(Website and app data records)
[Start of section]
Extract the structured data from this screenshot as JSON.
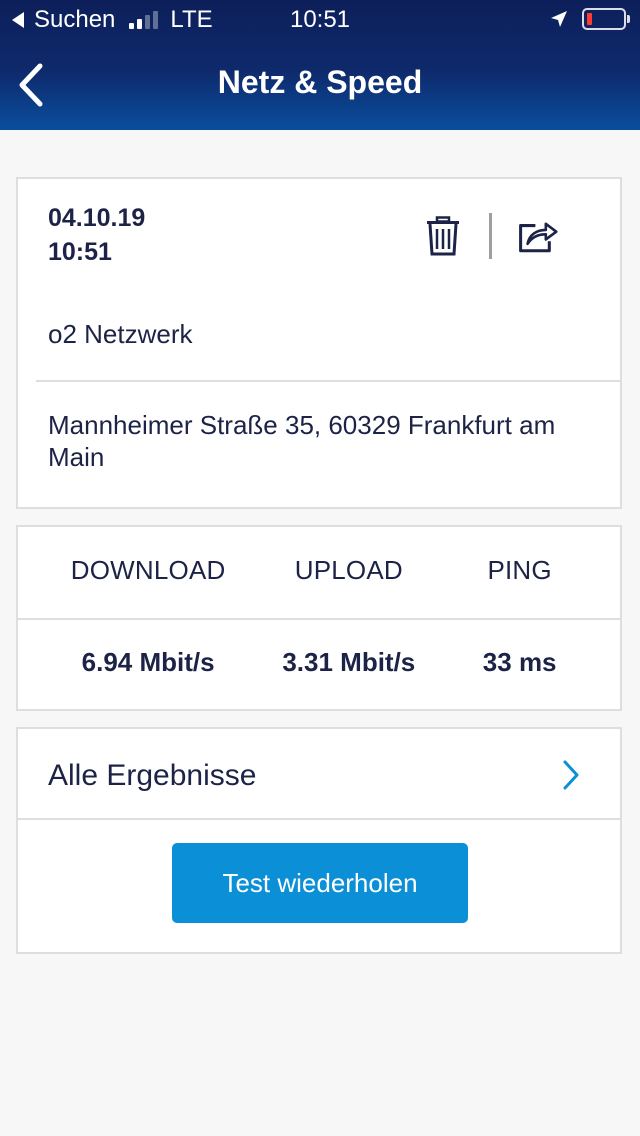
{
  "status_bar": {
    "back_app": "Suchen",
    "network_type": "LTE",
    "time": "10:51",
    "battery_color": "#ff3b30"
  },
  "nav": {
    "title": "Netz & Speed",
    "back_icon": "chevron-left-icon"
  },
  "measurement": {
    "date": "04.10.19",
    "time": "10:51",
    "network": "o2 Netzwerk",
    "address": "Mannheimer Straße 35, 60329 Frankfurt am Main",
    "actions": [
      "trash-icon",
      "share-icon"
    ]
  },
  "stats": {
    "download_label": "DOWNLOAD",
    "upload_label": "UPLOAD",
    "ping_label": "PING",
    "download_value": "6.94 Mbit/s",
    "upload_value": "3.31 Mbit/s",
    "ping_value": "33 ms"
  },
  "results": {
    "all_results_label": "Alle Ergebnisse",
    "repeat_button": "Test wiederholen"
  },
  "colors": {
    "header_top": "#0d1f5a",
    "header_bottom": "#0a4e9e",
    "accent": "#0b8fd6",
    "text": "#1c2346"
  }
}
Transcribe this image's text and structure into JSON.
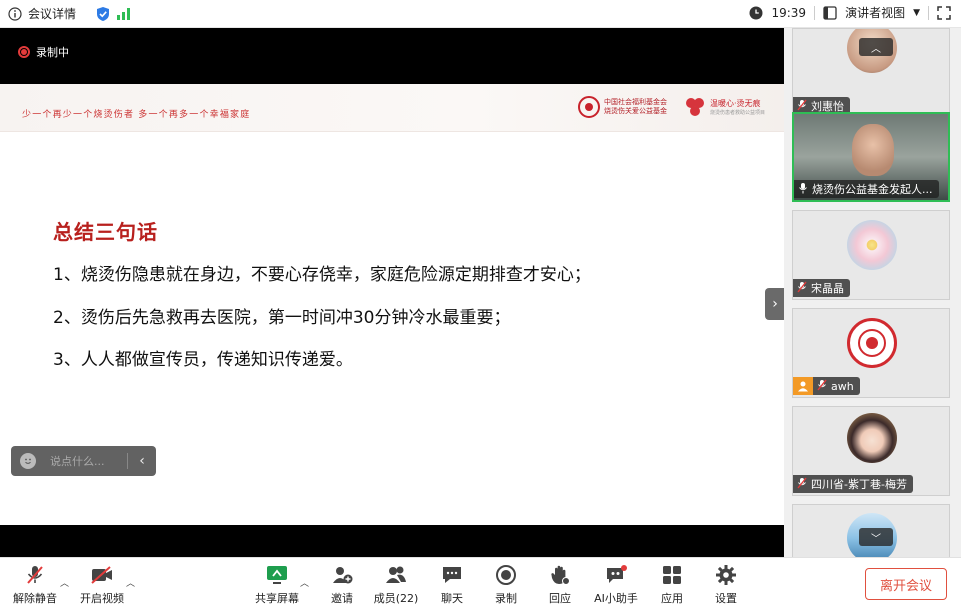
{
  "titlebar": {
    "title": "会议详情",
    "time": "19:39",
    "view_label": "演讲者视图"
  },
  "stage": {
    "recording_label": "录制中",
    "slide": {
      "slogan": "少一个再少一个烧烫伤者 多一个再多一个幸福家庭",
      "logo1_line1": "中国社会福利基金会",
      "logo1_line2": "烧烫伤关爱公益基金",
      "logo2_line1": "温暖心·烫无痕",
      "logo2_line2": "烧烫伤患者救助公益项目",
      "heading": "总结三句话",
      "lines": [
        "1、烧烫伤隐患就在身边，不要心存侥幸，家庭危险源定期排查才安心；",
        "2、烫伤后先急救再去医院，第一时间冲30分钟冷水最重要；",
        "3、人人都做宣传员，传递知识传递爱。"
      ]
    },
    "chat_placeholder": "说点什么..."
  },
  "participants": [
    {
      "name": "刘惠怡",
      "muted": true
    },
    {
      "name": "烧烫伤公益基金发起人...",
      "muted": false,
      "active": true
    },
    {
      "name": "宋晶晶",
      "muted": true
    },
    {
      "name": "awh",
      "muted": true
    },
    {
      "name": "四川省-紫丁巷-梅芳",
      "muted": true
    },
    {
      "name": "",
      "muted": true
    }
  ],
  "toolbar": {
    "unmute": "解除静音",
    "start_video": "开启视频",
    "share_screen": "共享屏幕",
    "invite": "邀请",
    "members": "成员(22)",
    "chat": "聊天",
    "record": "录制",
    "reactions": "回应",
    "ai_assistant": "AI小助手",
    "apps": "应用",
    "settings": "设置",
    "leave": "离开会议"
  },
  "colors": {
    "accent_green": "#2fbd55",
    "heading_red": "#b8201d",
    "leave_red": "#e0503f",
    "record_red": "#e23b3b"
  }
}
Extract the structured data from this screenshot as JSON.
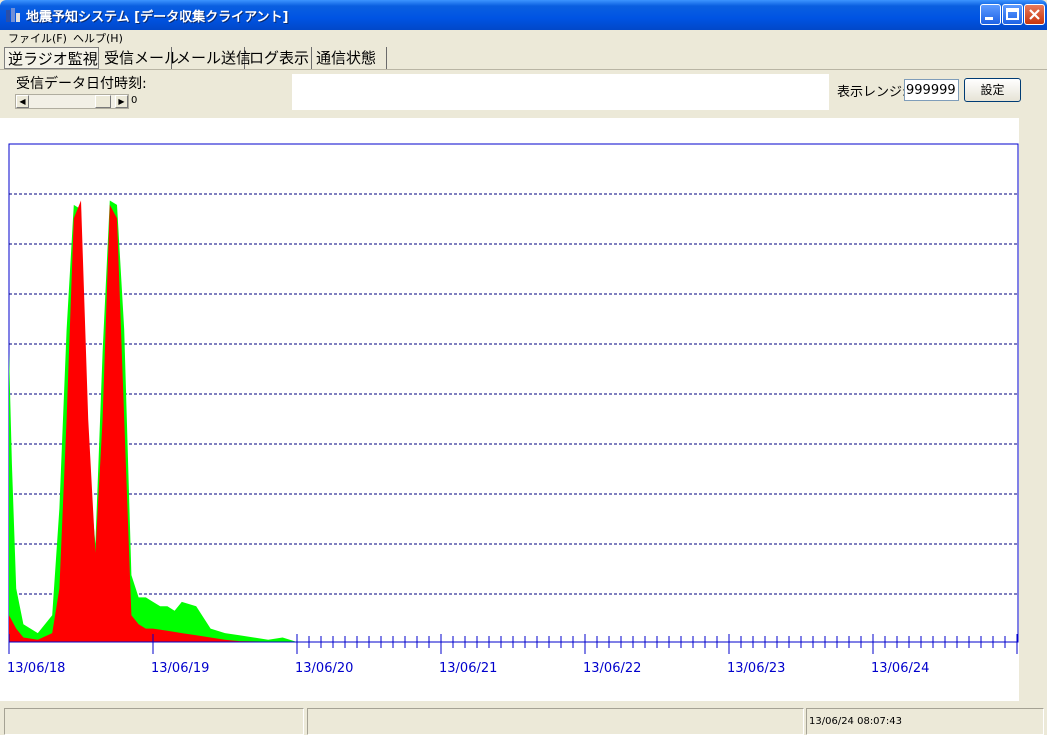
{
  "window": {
    "title": "地震予知システム [データ収集クライアント]"
  },
  "menu": [
    "ファイル(F)",
    "ヘルプ(H)"
  ],
  "tabs": [
    "逆ラジオ監視",
    "受信メール",
    "メール送信",
    "ログ表示",
    "通信状態"
  ],
  "controls": {
    "date_label": "受信データ日付時刻:",
    "scroll_value": "0",
    "range_label": "表示レンジ:",
    "range_value": "999999",
    "set_button": "設定"
  },
  "status": {
    "timestamp": "13/06/24 08:07:43"
  },
  "chart_data": {
    "type": "area",
    "x_tick_labels": [
      "13/06/18",
      "13/06/19",
      "13/06/20",
      "13/06/21",
      "13/06/22",
      "13/06/23",
      "13/06/24"
    ],
    "ylim": [
      0,
      999999
    ],
    "grid": true,
    "colors": {
      "series_a": "#00ff00",
      "series_b": "#ff0000",
      "grid": "#000080",
      "axis": "#0000cc",
      "tick_label": "#0000cc"
    },
    "series": [
      {
        "color": "#00ff00",
        "x_days": [
          0,
          0.02,
          0.05,
          0.1,
          0.2,
          0.3,
          0.35,
          0.4,
          0.45,
          0.5,
          0.55,
          0.6,
          0.65,
          0.7,
          0.75,
          0.8,
          0.85,
          0.9,
          0.95,
          1.0,
          1.05,
          1.1,
          1.15,
          1.2,
          1.3,
          1.4,
          1.5,
          1.6,
          1.7,
          1.8,
          1.9,
          2.0
        ],
        "y": [
          650000,
          400000,
          120000,
          40000,
          20000,
          60000,
          300000,
          700000,
          980000,
          970000,
          400000,
          220000,
          650000,
          990000,
          980000,
          700000,
          150000,
          100000,
          100000,
          90000,
          80000,
          80000,
          70000,
          90000,
          80000,
          30000,
          20000,
          15000,
          10000,
          5000,
          10000,
          0
        ]
      },
      {
        "color": "#ff0000",
        "x_days": [
          0,
          0.05,
          0.1,
          0.2,
          0.3,
          0.35,
          0.4,
          0.45,
          0.5,
          0.55,
          0.6,
          0.65,
          0.7,
          0.75,
          0.8,
          0.85,
          0.9,
          0.95,
          1.0,
          1.1,
          1.2,
          1.3,
          1.4,
          1.5,
          1.6,
          2.0
        ],
        "y": [
          60000,
          30000,
          10000,
          5000,
          20000,
          120000,
          500000,
          950000,
          990000,
          500000,
          200000,
          500000,
          980000,
          950000,
          500000,
          60000,
          40000,
          30000,
          30000,
          25000,
          20000,
          15000,
          10000,
          5000,
          2000,
          0
        ]
      }
    ]
  }
}
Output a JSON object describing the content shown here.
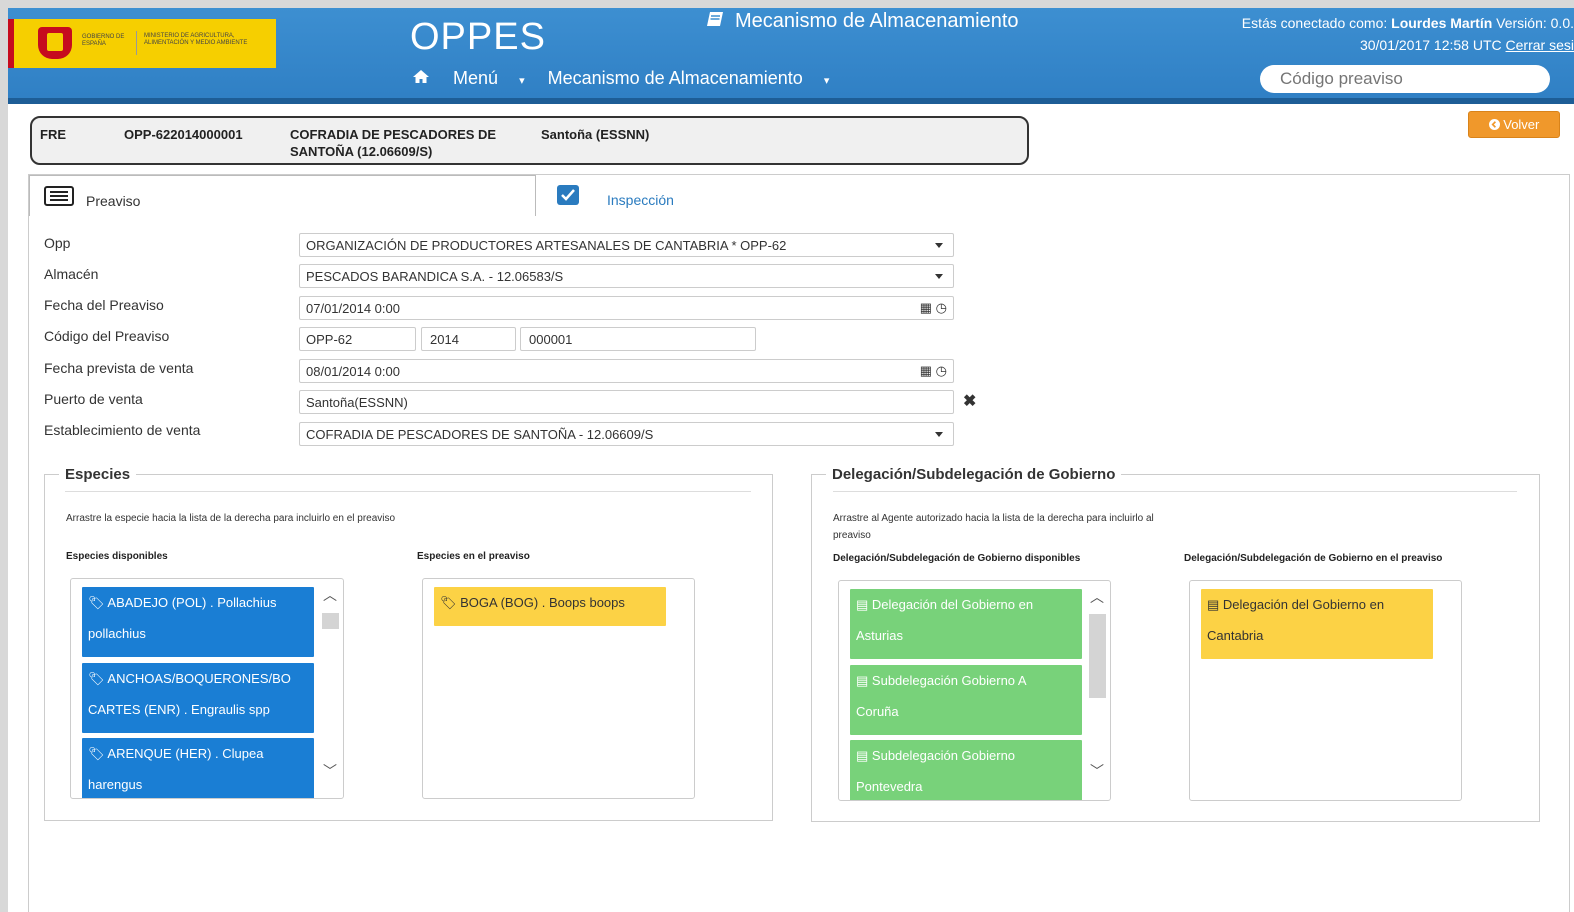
{
  "header": {
    "logo": {
      "gobierno": "GOBIERNO DE ESPAÑA",
      "ministerio": "MINISTERIO DE AGRICULTURA, ALIMENTACIÓN Y MEDIO AMBIENTE"
    },
    "app_title": "OPPES",
    "section_title": "Mecanismo de Almacenamiento",
    "user_prefix": "Estás conectado como:",
    "user_name": "Lourdes Martín",
    "version_label": "Versión: 0.0.",
    "datetime": "30/01/2017 12:58",
    "timezone": "UTC",
    "logout": "Cerrar sesi",
    "nav": {
      "menu": "Menú",
      "mecanismo": "Mecanismo de Almacenamiento"
    },
    "search_placeholder": "Código preaviso"
  },
  "infobar": {
    "type": "FRE",
    "code": "OPP-622014000001",
    "entity_line1": "COFRADIA DE PESCADORES DE",
    "entity_line2": "SANTOÑA (12.06609/S)",
    "port": "Santoña (ESSNN)"
  },
  "volver_label": "Volver",
  "tabs": {
    "preaviso": "Preaviso",
    "inspeccion": "Inspección"
  },
  "form": {
    "opp_label": "Opp",
    "opp_value": "ORGANIZACIÓN DE PRODUCTORES ARTESANALES DE CANTABRIA * OPP-62",
    "almacen_label": "Almacén",
    "almacen_value": "PESCADOS BARANDICA S.A. - 12.06583/S",
    "fecha_preaviso_label": "Fecha del Preaviso",
    "fecha_preaviso_value": "07/01/2014 0:00",
    "codigo_label": "Código del Preaviso",
    "codigo_1": "OPP-62",
    "codigo_2": "2014",
    "codigo_3": "000001",
    "fecha_venta_label": "Fecha prevista de venta",
    "fecha_venta_value": "08/01/2014 0:00",
    "puerto_label": "Puerto de venta",
    "puerto_value": "Santoña(ESSNN)",
    "establecimiento_label": "Establecimiento de venta",
    "establecimiento_value": "COFRADIA DE PESCADORES DE SANTOÑA - 12.06609/S"
  },
  "especies": {
    "title": "Especies",
    "hint": "Arrastre la especie hacia la lista de la derecha para incluirlo en el preaviso",
    "disponibles_label": "Especies disponibles",
    "preaviso_label": "Especies en el preaviso",
    "disponibles": [
      {
        "line1": "ABADEJO (POL) . Pollachius",
        "line2": "pollachius"
      },
      {
        "line1": "ANCHOAS/BOQUERONES/BO",
        "line2": "CARTES (ENR) . Engraulis spp"
      },
      {
        "line1": "ARENQUE (HER) . Clupea",
        "line2": "harengus"
      }
    ],
    "seleccionadas": [
      {
        "line1": "BOGA (BOG) . Boops boops"
      }
    ]
  },
  "delegacion": {
    "title": "Delegación/Subdelegación de Gobierno",
    "hint_line1": "Arrastre al Agente autorizado hacia la lista de la derecha para incluirlo al",
    "hint_line2": "preaviso",
    "disponibles_label": "Delegación/Subdelegación de Gobierno disponibles",
    "preaviso_label": "Delegación/Subdelegación de Gobierno en el preaviso",
    "disponibles": [
      {
        "line1": "Delegación del Gobierno en",
        "line2": "Asturias"
      },
      {
        "line1": "Subdelegación Gobierno A",
        "line2": "Coruña"
      },
      {
        "line1": "Subdelegación Gobierno",
        "line2": "Pontevedra"
      }
    ],
    "seleccionadas": [
      {
        "line1": "Delegación del Gobierno en",
        "line2": "Cantabria"
      }
    ]
  },
  "colors": {
    "header_blue": "#3d8fd1",
    "species_blue": "#1a7ed4",
    "selected_yellow": "#fcd245",
    "delegation_green": "#78d27a",
    "volver_orange": "#f0982b"
  }
}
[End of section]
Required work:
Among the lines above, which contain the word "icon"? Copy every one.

Answer space:
    "back_icon": "chevron-left-icon"
      "trash-icon",
      "share-icon"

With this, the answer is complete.